#### Work request:
The response should be a faithful copy of every record, with nothing left out.

#### Data section:
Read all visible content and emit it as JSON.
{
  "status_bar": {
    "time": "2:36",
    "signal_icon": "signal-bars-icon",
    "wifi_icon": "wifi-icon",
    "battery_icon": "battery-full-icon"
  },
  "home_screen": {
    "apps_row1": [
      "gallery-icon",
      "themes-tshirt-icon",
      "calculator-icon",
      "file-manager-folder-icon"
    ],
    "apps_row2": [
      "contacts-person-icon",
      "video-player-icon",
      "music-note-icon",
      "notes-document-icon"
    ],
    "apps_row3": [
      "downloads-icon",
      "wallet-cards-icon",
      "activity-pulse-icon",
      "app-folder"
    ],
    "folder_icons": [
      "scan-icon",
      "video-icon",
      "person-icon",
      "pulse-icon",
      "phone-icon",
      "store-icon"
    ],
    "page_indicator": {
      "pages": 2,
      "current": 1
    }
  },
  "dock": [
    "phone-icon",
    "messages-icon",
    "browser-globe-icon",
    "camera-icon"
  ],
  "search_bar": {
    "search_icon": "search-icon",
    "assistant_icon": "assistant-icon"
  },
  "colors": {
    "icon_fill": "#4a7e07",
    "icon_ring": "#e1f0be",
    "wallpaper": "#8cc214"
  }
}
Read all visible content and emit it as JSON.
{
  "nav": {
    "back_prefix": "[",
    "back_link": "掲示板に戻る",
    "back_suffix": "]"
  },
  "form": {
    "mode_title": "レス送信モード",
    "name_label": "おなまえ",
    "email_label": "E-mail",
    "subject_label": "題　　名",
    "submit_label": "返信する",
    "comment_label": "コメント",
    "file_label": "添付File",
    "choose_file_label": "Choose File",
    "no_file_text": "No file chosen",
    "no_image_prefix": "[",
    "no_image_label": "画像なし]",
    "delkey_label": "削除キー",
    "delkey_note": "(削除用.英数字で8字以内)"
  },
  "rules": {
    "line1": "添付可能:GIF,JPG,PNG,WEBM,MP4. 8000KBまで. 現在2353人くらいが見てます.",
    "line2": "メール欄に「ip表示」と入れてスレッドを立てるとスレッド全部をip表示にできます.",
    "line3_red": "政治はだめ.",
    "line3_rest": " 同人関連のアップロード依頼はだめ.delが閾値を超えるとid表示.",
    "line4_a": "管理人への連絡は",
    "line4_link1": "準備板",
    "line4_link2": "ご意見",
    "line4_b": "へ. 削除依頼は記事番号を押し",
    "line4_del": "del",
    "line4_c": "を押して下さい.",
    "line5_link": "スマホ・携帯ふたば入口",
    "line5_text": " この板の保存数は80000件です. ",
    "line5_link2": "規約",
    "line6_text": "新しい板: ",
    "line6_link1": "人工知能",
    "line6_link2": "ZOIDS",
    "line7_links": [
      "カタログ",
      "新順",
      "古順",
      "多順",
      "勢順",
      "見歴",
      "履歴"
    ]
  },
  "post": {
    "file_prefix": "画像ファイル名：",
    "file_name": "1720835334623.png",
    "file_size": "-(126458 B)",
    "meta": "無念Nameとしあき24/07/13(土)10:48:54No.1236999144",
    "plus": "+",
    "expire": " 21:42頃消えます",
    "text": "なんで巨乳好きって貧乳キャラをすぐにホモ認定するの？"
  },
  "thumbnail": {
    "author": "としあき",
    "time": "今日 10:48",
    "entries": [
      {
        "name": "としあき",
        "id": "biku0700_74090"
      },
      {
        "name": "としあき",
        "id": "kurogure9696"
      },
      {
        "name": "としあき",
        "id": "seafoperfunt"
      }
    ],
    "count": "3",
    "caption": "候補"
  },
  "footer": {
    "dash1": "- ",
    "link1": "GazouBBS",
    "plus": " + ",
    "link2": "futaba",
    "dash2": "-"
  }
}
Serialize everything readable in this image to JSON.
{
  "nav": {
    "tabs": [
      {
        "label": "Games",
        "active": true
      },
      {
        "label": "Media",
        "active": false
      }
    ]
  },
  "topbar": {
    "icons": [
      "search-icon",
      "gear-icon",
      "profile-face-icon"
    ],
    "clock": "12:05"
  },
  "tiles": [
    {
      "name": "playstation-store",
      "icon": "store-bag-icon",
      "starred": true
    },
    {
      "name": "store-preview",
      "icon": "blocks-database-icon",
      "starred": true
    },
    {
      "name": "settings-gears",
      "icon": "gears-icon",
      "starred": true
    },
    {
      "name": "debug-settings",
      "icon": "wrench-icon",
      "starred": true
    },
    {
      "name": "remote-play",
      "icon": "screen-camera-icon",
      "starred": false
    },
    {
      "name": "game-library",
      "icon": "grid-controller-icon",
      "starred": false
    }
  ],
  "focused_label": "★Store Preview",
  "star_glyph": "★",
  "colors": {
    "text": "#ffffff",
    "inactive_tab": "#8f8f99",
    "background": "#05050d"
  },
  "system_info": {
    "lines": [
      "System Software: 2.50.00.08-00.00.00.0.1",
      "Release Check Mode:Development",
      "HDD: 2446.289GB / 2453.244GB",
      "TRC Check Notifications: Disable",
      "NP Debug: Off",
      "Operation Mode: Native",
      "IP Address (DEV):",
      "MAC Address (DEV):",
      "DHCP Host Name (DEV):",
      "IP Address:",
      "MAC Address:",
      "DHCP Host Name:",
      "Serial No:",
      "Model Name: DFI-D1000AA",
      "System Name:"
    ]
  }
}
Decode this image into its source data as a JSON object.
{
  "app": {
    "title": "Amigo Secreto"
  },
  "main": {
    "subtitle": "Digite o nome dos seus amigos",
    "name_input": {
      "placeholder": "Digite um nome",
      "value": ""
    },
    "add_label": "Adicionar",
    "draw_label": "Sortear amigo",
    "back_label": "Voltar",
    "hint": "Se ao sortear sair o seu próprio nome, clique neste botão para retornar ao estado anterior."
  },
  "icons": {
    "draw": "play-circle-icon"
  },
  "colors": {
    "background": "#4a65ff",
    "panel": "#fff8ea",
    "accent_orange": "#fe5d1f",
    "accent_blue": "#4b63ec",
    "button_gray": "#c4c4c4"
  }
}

#### Written answer:
Read all visible content and emit it as JSON.
{
  "status_bar": {
    "time": "2:36",
    "signal_icon": "signal-bars-icon",
    "wifi_icon": "wifi-icon",
    "battery_icon": "battery-full-icon"
  },
  "home_screen": {
    "apps_row1": [
      "gallery-icon",
      "themes-tshirt-icon",
      "calculator-icon",
      "file-manager-folder-icon"
    ],
    "apps_row2": [
      "contacts-person-icon",
      "video-player-icon",
      "music-note-icon",
      "notes-document-icon"
    ],
    "apps_row3": [
      "downloads-icon",
      "wallet-cards-icon",
      "activity-pulse-icon",
      "app-folder"
    ],
    "folder_icons": [
      "scan-icon",
      "video-icon",
      "person-icon",
      "pulse-icon",
      "phone-icon",
      "store-icon"
    ],
    "page_indicator": {
      "pages": 2,
      "current": 1
    }
  },
  "dock": [
    "phone-icon",
    "messages-icon",
    "browser-globe-icon",
    "camera-icon"
  ],
  "search_bar": {
    "search_icon": "search-icon",
    "assistant_icon": "assistant-icon"
  },
  "colors": {
    "icon_fill": "#4a7e07",
    "icon_ring": "#e1f0be",
    "wallpaper": "#8cc214"
  }
}
Read all visible content and emit it as JSON.
{
  "nav": {
    "back_prefix": "[",
    "back_link": "掲示板に戻る",
    "back_suffix": "]"
  },
  "form": {
    "mode_title": "レス送信モード",
    "name_label": "おなまえ",
    "email_label": "E-mail",
    "subject_label": "題　　名",
    "submit_label": "返信する",
    "comment_label": "コメント",
    "file_label": "添付File",
    "choose_file_label": "Choose File",
    "no_file_text": "No file chosen",
    "no_image_prefix": "[",
    "no_image_label": "画像なし]",
    "delkey_label": "削除キー",
    "delkey_note": "(削除用.英数字で8字以内)"
  },
  "rules": {
    "line1": "添付可能:GIF,JPG,PNG,WEBM,MP4. 8000KBまで. 現在2353人くらいが見てます.",
    "line2": "メール欄に「ip表示」と入れてスレッドを立てるとスレッド全部をip表示にできます.",
    "line3_red": "政治はだめ.",
    "line3_rest": " 同人関連のアップロード依頼はだめ.delが閾値を超えるとid表示.",
    "line4_a": "管理人への連絡は",
    "line4_link1": "準備板",
    "line4_link2": "ご意見",
    "line4_b": "へ. 削除依頼は記事番号を押し",
    "line4_del": "del",
    "line4_c": "を押して下さい.",
    "line5_link": "スマホ・携帯ふたば入口",
    "line5_text": " この板の保存数は80000件です. ",
    "line5_link2": "規約",
    "line6_text": "新しい板: ",
    "line6_link1": "人工知能",
    "line6_link2": "ZOIDS",
    "line7_links": [
      "カタログ",
      "新順",
      "古順",
      "多順",
      "勢順",
      "見歴",
      "履歴"
    ]
  },
  "post": {
    "file_prefix": "画像ファイル名：",
    "file_name": "1720835334623.png",
    "file_size": "-(126458 B)",
    "meta": "無念Nameとしあき24/07/13(土)10:48:54No.1236999144",
    "plus": "+",
    "expire": " 21:42頃消えます",
    "text": "なんで巨乳好きって貧乳キャラをすぐにホモ認定するの？"
  },
  "thumbnail": {
    "author": "としあき",
    "time": "今日 10:48",
    "entries": [
      {
        "name": "としあき",
        "id": "biku0700_74090"
      },
      {
        "name": "としあき",
        "id": "kurogure9696"
      },
      {
        "name": "としあき",
        "id": "seafoperfunt"
      }
    ],
    "count": "3",
    "caption": "候補"
  },
  "footer": {
    "dash1": "- ",
    "link1": "GazouBBS",
    "plus": " + ",
    "link2": "futaba",
    "dash2": "-"
  }
}
Serialize everything readable in this image to JSON.
{
  "nav": {
    "tabs": [
      {
        "label": "Games",
        "active": true
      },
      {
        "label": "Media",
        "active": false
      }
    ]
  },
  "topbar": {
    "icons": [
      "search-icon",
      "gear-icon",
      "profile-face-icon"
    ],
    "clock": "12:05"
  },
  "tiles": [
    {
      "name": "playstation-store",
      "icon": "store-bag-icon",
      "starred": true
    },
    {
      "name": "store-preview",
      "icon": "blocks-database-icon",
      "starred": true
    },
    {
      "name": "settings-gears",
      "icon": "gears-icon",
      "starred": true
    },
    {
      "name": "debug-settings",
      "icon": "wrench-icon",
      "starred": true
    },
    {
      "name": "remote-play",
      "icon": "screen-camera-icon",
      "starred": false
    },
    {
      "name": "game-library",
      "icon": "grid-controller-icon",
      "starred": false
    }
  ],
  "focused_label": "★Store Preview",
  "star_glyph": "★",
  "colors": {
    "text": "#ffffff",
    "inactive_tab": "#8f8f99",
    "background": "#05050d"
  },
  "system_info": {
    "lines": [
      "System Software: 2.50.00.08-00.00.00.0.1",
      "Release Check Mode:Development",
      "HDD: 2446.289GB / 2453.244GB",
      "TRC Check Notifications: Disable",
      "NP Debug: Off",
      "Operation Mode: Native",
      "IP Address (DEV):",
      "MAC Address (DEV):",
      "DHCP Host Name (DEV):",
      "IP Address:",
      "MAC Address:",
      "DHCP Host Name:",
      "Serial No:",
      "Model Name: DFI-D1000AA",
      "System Name:"
    ]
  }
}
Decode this image into its source data as a JSON object.
{
  "app": {
    "title": "Amigo Secreto"
  },
  "main": {
    "subtitle": "Digite o nome dos seus amigos",
    "name_input": {
      "placeholder": "Digite um nome",
      "value": ""
    },
    "add_label": "Adicionar",
    "draw_label": "Sortear amigo",
    "back_label": "Voltar",
    "hint": "Se ao sortear sair o seu próprio nome, clique neste botão para retornar ao estado anterior."
  },
  "icons": {
    "draw": "play-circle-icon"
  },
  "colors": {
    "background": "#4a65ff",
    "panel": "#fff8ea",
    "accent_orange": "#fe5d1f",
    "accent_blue": "#4b63ec",
    "button_gray": "#c4c4c4"
  }
}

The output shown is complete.